LB 895 was amended on February 25, 1982. On April 6, 1982, it was inserted, with amendments, into LB 933. In its current posture, LB 933 requires the high school tuition rate for nonresident pupils to be determined annually by the receiving school district on a uniform taxation basis for the support of the high school program of the receiving school district. The formula for making such a determination is set forth in Section 2 of LB 933, as amended. It is rather long and therefore is not recited verbatim herein. In general, the formula uses, inter alia, the most current annual term finance report of the receiving school district on file with the State Department of Education. In includes the total current expense listed therein plus 10 per cent depreciation of certain assets divided by an amount equal to the most current total valuation on record with the county clerk of the receiving school district plus a valuation determined by multiplying the most current valuation on record with the county clerk of all Class I school districts, not part of any Class VI district, in the county times a certain ratio.
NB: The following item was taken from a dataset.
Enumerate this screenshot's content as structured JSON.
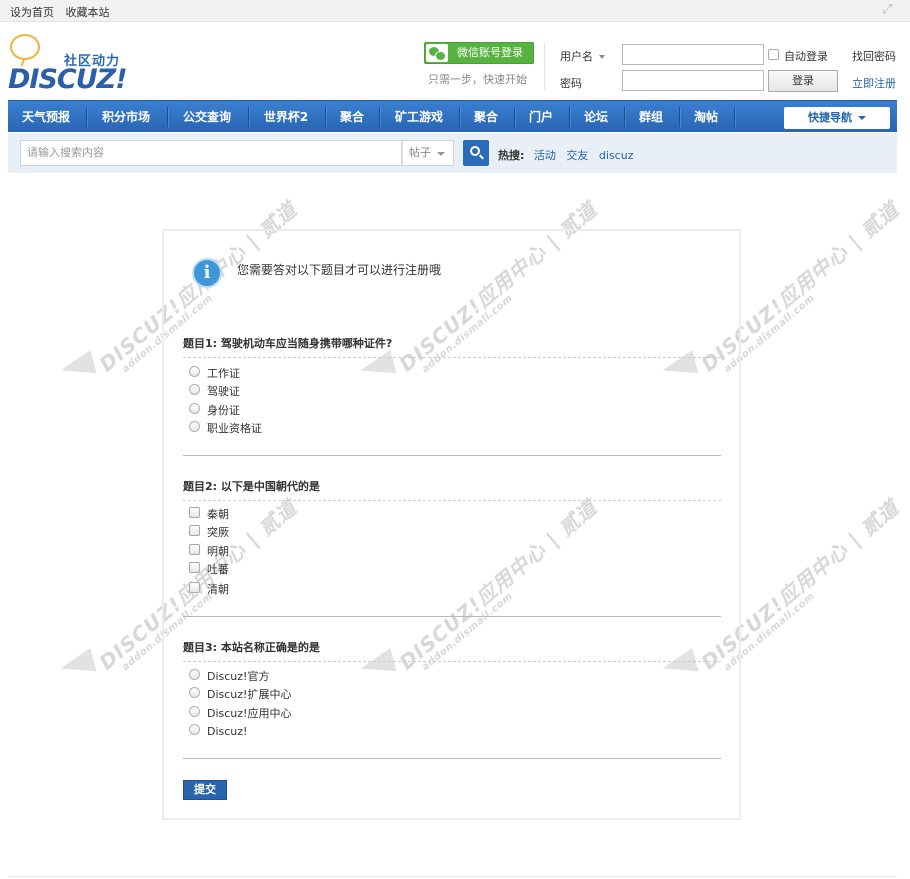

The `rate’ determined by Section 2 of LB 933 will obviously vary from school district to school district. Each school district has different current expenses plus different asset values, as well as different valuations on record with the county clerk. Thus, for the purpose of this opinion, we cannot mathematically determine the per pupil cost of each school district. And, for the same reason, we cannot say that the formula in this legislative bill for determining tuition is or is not unconstitutional.
It appears to us that the following rule announced by the Nebraska Supreme Court is applicable:
As is clearly apparent in a situation such as this the needs are not capable of exact ascertainment. In the very nature of things and as the pertinent statutes declare there may only be estimates, which of course negative any thought that accuracy must be attained. The true test is that there shall be a reasonable and approximate estimate and determination made in the light of the known and reasonably ascertainable facts and also in the light of known and fairly anticipated conditions.
Mann v. Wayne County Board of Equalization, 186 Neb. 759, 186 N.W.2d 729 (1971).
It appears to us that the formula for determining per pupil cost in LB 933 comes within the above stated rule. Whether, mathematically, that formula would yield a per pupil cost which a court in a particular case could find is constitutional or unconstitutional, involves facts which are not at our disposal. Hence, we are in no position to offer an opinion that LB 933 is or is not constitutional.
Very truly yours, PAUL L. DOUGLAS Attorney General Harold Mosher Assistant Attorney General